I saw yesterday that Candace Bushnell has written a book about mid life. She’s 60. I’m guessing that she’s not planning on living to 120 so let’s get real, ok? I admire Candace’s work, loved Sex and the City and am happy for her that she’s written a book about her sex life at 60. Women over 45, according to the Wall Street Journal, are finally having our moment. Great. But before we have our moment can we talk about how hard the 40s are if you have young children? Our mothers, in their 40s, had either teenagers or adult children in their 20s. I have a preschooler and and 8 year old. That is a whole different ballgame friends.
When they say that parenting is hard, that is the understatement of the century. I had no idea how hard it would be to have two children under 10, working at the job I have which is mostly nuts, and trying to be a relatively calm and collected person. I think this blog has outlined to you already the numerous areas in which I struggle to be a) calm and b) collected. So put that all in the boiler and turn up the life heat to high and well, I’m cooking. I started melting down about three years ago. And I when I say melting down I mean coming unglued – depressed, anxious, burnt out at work, short tempered and generally super unhappy with my life. And I took it out on everyone around me. It was unpleasant. And I needed a serious intervention to get things back on track.

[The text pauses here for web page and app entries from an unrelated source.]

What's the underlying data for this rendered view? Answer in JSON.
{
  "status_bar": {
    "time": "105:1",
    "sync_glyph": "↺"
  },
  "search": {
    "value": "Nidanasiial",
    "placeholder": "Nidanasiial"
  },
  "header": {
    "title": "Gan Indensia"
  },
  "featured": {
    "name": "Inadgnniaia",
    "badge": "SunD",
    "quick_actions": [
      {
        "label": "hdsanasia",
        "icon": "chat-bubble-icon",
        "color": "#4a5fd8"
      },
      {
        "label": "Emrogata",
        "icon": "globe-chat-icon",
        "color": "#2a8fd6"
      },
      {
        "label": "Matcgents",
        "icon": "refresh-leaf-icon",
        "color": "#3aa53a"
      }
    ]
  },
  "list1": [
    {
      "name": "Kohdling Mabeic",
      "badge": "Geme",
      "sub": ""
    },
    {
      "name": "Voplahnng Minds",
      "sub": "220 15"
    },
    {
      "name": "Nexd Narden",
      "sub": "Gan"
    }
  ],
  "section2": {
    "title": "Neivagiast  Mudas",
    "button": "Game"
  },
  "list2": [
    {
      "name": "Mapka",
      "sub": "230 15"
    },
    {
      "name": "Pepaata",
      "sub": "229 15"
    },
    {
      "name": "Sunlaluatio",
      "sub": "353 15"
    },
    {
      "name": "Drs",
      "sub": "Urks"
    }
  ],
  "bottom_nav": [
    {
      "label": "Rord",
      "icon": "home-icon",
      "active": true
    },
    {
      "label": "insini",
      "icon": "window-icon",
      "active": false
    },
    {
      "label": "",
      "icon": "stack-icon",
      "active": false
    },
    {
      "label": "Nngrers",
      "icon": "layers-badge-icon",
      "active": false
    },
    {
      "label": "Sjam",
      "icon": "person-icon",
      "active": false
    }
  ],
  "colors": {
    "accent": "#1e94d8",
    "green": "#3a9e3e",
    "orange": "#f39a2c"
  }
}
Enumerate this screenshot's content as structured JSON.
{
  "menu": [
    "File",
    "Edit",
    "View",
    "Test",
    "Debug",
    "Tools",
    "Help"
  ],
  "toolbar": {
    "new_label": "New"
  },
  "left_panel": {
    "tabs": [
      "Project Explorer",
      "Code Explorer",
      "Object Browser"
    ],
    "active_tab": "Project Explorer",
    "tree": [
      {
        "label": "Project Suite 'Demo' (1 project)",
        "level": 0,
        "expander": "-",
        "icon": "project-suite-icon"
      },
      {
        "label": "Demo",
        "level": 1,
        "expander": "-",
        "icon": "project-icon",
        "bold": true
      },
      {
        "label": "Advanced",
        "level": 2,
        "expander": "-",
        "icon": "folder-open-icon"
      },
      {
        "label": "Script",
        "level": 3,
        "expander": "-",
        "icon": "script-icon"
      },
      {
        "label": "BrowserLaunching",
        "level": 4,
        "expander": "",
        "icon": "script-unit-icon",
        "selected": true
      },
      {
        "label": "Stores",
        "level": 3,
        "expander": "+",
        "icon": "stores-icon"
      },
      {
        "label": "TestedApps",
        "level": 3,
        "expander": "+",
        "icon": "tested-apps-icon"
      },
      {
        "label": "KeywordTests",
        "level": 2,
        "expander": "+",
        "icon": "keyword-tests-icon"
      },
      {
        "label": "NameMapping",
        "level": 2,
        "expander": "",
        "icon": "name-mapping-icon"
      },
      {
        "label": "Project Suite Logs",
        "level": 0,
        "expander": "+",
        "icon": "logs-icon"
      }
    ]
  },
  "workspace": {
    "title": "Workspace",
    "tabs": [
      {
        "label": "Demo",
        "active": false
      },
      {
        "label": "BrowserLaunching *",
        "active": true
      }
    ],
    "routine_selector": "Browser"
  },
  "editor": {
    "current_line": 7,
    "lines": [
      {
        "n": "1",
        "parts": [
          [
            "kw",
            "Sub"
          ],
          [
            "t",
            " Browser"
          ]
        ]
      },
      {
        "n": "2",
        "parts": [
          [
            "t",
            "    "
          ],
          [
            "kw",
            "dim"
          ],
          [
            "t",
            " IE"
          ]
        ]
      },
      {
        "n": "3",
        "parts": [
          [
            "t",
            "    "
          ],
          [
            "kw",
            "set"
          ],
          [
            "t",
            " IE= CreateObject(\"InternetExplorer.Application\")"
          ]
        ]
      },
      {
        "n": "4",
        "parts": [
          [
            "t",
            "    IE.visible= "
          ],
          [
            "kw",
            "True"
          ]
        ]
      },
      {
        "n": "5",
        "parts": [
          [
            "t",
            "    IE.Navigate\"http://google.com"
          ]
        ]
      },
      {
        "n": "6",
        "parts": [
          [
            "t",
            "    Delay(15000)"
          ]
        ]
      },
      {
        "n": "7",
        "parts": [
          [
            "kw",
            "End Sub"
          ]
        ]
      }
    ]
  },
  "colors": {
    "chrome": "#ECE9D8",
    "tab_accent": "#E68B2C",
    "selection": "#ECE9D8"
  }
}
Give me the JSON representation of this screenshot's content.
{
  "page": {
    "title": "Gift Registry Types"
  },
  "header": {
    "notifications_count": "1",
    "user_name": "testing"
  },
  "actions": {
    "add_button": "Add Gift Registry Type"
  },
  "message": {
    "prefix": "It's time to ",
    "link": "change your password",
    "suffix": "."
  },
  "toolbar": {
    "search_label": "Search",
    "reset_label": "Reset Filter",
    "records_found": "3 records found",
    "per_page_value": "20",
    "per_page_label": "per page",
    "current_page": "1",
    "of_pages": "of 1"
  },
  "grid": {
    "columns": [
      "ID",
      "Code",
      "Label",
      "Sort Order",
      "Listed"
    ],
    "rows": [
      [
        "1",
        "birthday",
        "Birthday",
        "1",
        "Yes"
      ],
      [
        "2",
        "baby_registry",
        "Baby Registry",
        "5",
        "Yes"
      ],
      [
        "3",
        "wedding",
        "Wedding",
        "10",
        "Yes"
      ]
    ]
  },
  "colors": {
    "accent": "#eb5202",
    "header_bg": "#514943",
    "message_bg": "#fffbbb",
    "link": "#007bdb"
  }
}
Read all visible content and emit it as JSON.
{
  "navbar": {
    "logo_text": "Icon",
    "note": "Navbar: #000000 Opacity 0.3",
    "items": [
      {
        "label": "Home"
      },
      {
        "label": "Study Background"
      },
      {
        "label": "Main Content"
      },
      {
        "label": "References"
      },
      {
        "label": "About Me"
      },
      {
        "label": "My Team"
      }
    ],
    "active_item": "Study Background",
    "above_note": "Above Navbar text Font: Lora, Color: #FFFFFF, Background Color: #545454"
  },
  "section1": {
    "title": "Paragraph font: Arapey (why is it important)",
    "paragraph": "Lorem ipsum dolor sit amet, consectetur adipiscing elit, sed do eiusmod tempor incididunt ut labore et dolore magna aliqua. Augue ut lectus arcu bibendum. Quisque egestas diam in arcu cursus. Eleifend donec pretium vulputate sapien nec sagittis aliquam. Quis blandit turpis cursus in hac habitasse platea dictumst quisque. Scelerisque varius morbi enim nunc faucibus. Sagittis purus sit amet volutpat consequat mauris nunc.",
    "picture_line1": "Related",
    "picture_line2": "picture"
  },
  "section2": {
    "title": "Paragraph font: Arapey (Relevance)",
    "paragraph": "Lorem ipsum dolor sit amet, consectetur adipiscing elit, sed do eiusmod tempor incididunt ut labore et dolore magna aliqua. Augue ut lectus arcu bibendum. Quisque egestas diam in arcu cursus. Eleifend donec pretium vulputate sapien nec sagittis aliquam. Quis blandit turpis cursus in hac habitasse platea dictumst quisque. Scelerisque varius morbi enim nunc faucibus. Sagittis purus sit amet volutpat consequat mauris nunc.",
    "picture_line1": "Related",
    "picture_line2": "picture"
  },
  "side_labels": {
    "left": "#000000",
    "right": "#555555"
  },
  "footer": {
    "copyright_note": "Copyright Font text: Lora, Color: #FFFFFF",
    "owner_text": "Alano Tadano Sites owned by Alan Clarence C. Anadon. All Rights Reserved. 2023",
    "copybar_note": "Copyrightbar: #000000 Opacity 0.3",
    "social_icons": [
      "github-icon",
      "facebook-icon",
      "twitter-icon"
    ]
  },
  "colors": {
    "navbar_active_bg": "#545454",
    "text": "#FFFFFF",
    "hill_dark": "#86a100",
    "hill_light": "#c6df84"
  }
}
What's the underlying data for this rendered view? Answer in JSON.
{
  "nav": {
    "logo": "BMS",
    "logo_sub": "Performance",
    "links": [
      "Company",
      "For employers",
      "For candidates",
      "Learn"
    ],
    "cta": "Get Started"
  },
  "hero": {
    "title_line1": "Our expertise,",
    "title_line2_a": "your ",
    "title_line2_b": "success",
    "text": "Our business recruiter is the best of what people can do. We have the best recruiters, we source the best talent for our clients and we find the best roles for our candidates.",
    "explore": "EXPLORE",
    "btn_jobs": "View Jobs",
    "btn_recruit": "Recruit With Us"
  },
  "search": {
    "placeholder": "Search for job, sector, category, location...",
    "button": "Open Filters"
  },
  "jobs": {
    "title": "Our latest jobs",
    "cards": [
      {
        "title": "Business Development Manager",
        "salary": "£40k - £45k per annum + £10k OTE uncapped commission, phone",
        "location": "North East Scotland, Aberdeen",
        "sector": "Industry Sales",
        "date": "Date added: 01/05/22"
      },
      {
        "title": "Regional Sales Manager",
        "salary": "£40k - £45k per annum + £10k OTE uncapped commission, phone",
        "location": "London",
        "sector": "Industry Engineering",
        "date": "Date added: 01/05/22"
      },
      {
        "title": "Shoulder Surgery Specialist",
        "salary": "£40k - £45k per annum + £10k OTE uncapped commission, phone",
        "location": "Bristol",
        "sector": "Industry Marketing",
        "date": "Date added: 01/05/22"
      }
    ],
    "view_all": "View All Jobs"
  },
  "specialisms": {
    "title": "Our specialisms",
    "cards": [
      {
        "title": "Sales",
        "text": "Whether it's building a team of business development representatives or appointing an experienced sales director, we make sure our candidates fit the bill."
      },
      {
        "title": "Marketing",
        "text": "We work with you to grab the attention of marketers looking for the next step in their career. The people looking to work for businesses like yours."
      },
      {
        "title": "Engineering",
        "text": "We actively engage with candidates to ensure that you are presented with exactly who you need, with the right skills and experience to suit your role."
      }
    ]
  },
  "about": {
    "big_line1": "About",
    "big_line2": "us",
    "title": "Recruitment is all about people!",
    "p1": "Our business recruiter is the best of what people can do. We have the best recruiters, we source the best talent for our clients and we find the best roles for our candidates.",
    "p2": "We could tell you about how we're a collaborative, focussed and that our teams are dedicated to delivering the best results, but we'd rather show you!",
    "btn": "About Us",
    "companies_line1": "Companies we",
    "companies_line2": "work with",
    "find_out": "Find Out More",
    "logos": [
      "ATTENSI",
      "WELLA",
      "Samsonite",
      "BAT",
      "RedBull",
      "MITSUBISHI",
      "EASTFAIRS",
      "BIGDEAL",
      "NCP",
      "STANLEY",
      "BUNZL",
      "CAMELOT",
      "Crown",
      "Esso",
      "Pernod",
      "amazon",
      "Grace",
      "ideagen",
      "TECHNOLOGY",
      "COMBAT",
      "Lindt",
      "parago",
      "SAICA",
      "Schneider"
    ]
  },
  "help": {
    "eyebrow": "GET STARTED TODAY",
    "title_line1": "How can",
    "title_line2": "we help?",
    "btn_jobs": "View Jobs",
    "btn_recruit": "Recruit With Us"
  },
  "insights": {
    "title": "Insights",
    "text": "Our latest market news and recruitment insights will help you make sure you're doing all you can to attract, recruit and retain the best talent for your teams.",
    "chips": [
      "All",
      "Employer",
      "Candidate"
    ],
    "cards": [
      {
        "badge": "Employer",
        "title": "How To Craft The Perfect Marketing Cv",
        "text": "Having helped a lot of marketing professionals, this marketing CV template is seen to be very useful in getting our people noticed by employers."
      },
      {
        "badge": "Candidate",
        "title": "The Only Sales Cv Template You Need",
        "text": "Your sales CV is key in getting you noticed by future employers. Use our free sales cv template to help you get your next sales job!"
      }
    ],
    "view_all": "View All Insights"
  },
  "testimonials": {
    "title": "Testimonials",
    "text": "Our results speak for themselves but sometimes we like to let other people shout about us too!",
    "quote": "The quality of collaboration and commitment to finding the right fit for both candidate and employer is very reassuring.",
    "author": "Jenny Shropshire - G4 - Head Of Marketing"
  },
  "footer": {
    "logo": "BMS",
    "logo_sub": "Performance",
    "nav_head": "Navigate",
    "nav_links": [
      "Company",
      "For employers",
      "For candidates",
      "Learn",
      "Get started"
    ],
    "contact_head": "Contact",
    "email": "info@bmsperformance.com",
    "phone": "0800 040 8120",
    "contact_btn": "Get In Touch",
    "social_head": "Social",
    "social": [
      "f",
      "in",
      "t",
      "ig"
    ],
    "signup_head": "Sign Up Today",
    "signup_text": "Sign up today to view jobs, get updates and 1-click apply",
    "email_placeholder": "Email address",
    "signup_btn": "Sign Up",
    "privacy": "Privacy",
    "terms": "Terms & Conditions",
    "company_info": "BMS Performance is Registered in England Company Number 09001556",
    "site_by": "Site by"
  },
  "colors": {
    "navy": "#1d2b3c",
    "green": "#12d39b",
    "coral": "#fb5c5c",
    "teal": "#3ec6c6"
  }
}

First? Back surgery. Yes, invasive removal of a part of my disc in 2018 and I could not have been happier. The herniation in my disc was so severe that I couldn’t walk and it needed to be removed. Next? Therapy, and lots of it. I started to see Jill more regularly and it helped enormously with my anxiety. The malaise started to lift, slowly. Third? Exercise. Last year at this time I went to my first spinning class and I’ve never looked back. Yesterday was my 81st ride. At 100 I get a water bottle that says 100 Ride Club.
So, all this to say that I believe, as I’ve said on this blog before, that women don’t just blow up their lives overnight like some cliché of midlife. We slowly burn. Our lives slowly fall apart. We yell and cry. Or say nothing and just watch it collapse. Whatever your particular modus operandi is, this is I believe the pattern. But the pattern doesn’t start at 40 or 45, it starts at 30 and 35. The foundation for the burning up are laid well advance. By the time everything starts to really fall apart, the damage is already done.
So what can we do if we feel like things are going South quickly? My advice is, don’t make any big decisions. The worst decisions I’ve ever made have been when I’ve been really depressed or anxious. Take a deep breath and a big step back. Ask, what do I want for my life? Do I have it now? What am I looking for? What steps can I take to get there? We have to resist the temptation to point at another person, ask them to do all the hard work and change to make our lives feel better. That’s cheating. We’re only responsible for ourselves. So, if you don’t like what your life looks like or how you feel, explore that. Investigate it. Find a good therapist and work it through. Take care of yourself in whatever shape that takes – yoga, meditation, running, painting, singing, whatever.
I believe this is the only way to really figure out what is in the realm of the possible. My slow burn is still happening (more on this another day) but it’s not as fiery as it was a few years ago. xo Janet